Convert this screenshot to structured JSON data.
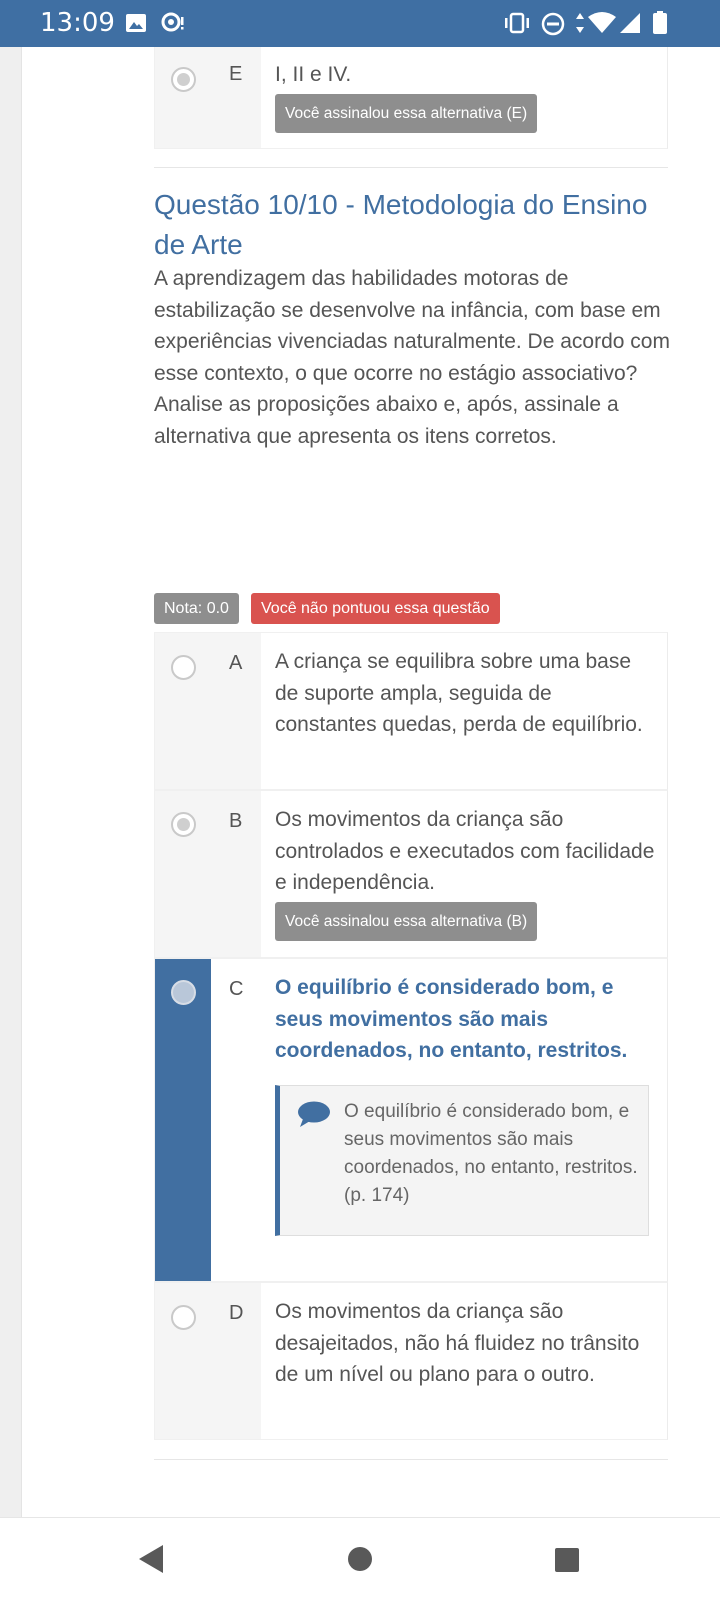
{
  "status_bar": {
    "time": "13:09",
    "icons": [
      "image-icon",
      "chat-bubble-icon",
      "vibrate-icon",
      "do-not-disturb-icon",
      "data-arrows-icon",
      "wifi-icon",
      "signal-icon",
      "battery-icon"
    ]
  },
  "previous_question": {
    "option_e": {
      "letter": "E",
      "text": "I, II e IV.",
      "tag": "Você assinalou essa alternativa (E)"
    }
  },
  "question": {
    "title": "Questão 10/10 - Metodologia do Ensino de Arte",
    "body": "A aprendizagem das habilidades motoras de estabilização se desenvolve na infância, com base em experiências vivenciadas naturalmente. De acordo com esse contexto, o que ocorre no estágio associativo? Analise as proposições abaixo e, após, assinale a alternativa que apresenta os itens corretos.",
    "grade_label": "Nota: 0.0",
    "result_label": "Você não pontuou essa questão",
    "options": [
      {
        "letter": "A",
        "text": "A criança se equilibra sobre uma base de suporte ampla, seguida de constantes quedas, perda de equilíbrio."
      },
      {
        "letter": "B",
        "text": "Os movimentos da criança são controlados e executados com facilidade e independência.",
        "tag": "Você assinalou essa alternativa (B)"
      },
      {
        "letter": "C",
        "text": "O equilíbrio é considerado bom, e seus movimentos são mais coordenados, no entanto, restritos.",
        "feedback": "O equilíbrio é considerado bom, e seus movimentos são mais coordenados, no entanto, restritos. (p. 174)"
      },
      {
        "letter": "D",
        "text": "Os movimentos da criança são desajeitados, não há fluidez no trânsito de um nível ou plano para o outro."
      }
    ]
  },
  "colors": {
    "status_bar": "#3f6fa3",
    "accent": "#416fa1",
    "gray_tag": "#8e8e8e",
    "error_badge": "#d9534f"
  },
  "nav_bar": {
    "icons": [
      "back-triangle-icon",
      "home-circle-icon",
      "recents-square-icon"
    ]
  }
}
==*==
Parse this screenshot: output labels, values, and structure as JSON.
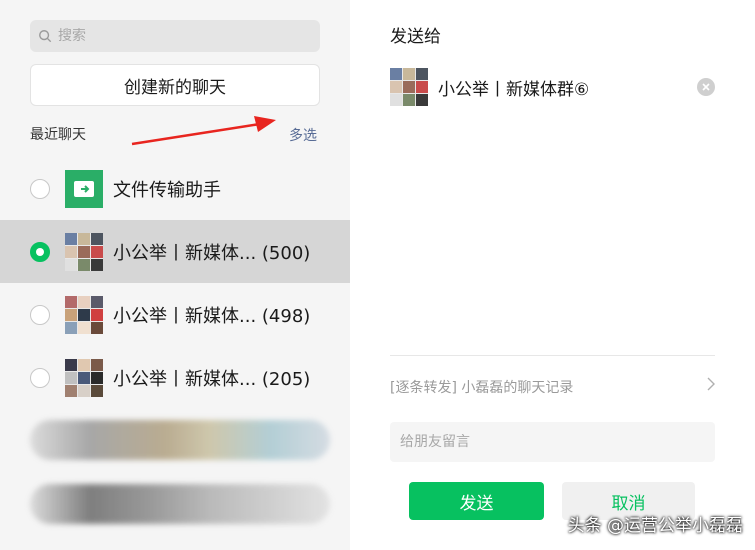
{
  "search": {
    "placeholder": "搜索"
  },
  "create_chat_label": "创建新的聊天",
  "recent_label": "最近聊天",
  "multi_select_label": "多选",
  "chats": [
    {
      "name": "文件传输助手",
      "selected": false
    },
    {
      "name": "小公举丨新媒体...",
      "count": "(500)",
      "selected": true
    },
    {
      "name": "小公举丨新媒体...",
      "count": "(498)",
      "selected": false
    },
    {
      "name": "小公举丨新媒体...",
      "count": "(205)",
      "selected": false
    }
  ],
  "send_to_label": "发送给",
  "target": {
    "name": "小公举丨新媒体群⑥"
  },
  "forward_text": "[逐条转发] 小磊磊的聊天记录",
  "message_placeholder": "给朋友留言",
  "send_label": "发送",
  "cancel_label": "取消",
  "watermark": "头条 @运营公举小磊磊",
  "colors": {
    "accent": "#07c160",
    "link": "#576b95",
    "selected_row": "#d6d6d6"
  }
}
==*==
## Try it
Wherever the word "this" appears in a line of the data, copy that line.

## Answer to the problem
Convert this screenshot to structured JSON data.
Parse this screenshot: output labels, values, and structure as JSON.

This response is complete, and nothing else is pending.